» **EXERCISE DIRECTIONS**: Look through the records that follow. Copy every line containing the word "color".

» **LISTED ENTRIES**:
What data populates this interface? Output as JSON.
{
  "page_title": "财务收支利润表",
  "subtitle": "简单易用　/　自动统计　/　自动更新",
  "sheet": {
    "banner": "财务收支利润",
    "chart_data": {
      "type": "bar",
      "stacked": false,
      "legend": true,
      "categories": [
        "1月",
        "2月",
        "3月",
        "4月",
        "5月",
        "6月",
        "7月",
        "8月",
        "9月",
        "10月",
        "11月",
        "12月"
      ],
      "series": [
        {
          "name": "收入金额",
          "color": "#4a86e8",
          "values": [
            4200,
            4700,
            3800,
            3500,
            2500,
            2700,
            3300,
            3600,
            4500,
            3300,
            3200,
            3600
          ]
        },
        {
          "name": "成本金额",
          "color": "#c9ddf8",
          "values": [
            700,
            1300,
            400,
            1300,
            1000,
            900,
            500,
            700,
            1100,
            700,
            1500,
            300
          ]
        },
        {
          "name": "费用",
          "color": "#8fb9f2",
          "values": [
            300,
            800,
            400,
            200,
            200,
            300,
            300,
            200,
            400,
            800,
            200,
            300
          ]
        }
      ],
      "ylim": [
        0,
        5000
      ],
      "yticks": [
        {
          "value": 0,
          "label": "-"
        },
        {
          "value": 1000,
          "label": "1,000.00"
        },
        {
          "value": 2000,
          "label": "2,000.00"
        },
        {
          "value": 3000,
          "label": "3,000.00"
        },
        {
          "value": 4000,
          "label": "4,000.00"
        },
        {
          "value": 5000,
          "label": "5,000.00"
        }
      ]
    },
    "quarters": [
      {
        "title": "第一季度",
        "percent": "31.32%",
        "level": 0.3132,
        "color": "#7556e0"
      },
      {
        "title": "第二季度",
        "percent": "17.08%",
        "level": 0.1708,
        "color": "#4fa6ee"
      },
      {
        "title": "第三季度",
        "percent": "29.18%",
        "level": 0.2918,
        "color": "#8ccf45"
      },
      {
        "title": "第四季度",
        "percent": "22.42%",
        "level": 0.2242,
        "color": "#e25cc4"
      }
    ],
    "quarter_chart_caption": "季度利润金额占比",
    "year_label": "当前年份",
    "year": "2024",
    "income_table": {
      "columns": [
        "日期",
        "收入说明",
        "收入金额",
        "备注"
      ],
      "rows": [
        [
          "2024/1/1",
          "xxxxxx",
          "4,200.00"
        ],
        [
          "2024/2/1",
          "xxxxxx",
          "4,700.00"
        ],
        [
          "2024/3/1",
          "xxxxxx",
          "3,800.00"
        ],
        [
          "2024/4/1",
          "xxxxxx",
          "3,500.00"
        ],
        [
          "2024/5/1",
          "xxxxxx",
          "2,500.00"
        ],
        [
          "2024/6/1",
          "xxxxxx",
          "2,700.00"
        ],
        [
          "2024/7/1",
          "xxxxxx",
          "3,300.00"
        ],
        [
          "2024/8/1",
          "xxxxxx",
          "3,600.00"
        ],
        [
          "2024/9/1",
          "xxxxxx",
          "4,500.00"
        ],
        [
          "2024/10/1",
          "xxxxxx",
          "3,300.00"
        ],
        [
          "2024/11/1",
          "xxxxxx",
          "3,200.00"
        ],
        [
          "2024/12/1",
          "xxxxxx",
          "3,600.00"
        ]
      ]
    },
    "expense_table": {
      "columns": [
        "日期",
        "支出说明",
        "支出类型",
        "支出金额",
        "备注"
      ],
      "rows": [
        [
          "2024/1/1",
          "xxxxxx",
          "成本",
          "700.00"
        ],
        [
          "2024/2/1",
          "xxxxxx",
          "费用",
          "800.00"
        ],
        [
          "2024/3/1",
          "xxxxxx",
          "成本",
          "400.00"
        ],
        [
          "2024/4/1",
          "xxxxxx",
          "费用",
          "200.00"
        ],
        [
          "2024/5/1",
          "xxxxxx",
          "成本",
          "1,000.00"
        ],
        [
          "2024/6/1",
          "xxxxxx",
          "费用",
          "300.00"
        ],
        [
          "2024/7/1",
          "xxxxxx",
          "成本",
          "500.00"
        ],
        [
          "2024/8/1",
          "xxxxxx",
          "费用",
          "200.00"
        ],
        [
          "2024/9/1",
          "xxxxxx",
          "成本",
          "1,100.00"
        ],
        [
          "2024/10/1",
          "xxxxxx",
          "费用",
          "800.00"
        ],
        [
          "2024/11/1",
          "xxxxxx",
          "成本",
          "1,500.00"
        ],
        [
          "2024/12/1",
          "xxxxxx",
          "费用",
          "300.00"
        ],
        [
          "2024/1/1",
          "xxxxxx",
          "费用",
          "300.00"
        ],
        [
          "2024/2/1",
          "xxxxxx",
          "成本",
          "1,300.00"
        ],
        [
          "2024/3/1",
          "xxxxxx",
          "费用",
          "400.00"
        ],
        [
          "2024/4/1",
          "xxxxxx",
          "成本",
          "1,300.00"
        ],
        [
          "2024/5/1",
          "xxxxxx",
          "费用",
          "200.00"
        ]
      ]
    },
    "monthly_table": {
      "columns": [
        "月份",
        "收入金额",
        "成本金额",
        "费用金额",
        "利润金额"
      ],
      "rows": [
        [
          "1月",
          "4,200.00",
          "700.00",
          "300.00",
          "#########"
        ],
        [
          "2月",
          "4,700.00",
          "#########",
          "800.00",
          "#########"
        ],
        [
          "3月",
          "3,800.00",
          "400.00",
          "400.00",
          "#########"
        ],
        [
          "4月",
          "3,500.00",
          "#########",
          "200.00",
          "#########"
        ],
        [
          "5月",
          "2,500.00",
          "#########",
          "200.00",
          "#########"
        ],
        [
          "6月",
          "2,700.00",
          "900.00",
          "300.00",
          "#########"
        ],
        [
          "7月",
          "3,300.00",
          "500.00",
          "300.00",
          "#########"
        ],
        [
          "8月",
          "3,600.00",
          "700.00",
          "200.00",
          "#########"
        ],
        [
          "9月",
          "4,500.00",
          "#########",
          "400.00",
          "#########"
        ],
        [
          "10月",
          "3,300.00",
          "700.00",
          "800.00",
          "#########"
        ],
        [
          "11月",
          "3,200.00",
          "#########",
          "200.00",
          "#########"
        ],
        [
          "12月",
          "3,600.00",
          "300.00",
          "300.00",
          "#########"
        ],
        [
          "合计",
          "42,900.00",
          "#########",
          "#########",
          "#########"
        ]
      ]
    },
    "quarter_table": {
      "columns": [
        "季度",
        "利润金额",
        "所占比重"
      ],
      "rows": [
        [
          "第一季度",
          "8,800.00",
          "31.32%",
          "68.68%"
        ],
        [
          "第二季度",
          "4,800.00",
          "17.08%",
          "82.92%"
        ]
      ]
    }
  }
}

» **TASK ANSWER**:
          "color": "#4a86e8",
          "color": "#c9ddf8",
          "color": "#8fb9f2",
        "color": "#7556e0"
        "color": "#4fa6ee"
        "color": "#8ccf45"
        "color": "#e25cc4"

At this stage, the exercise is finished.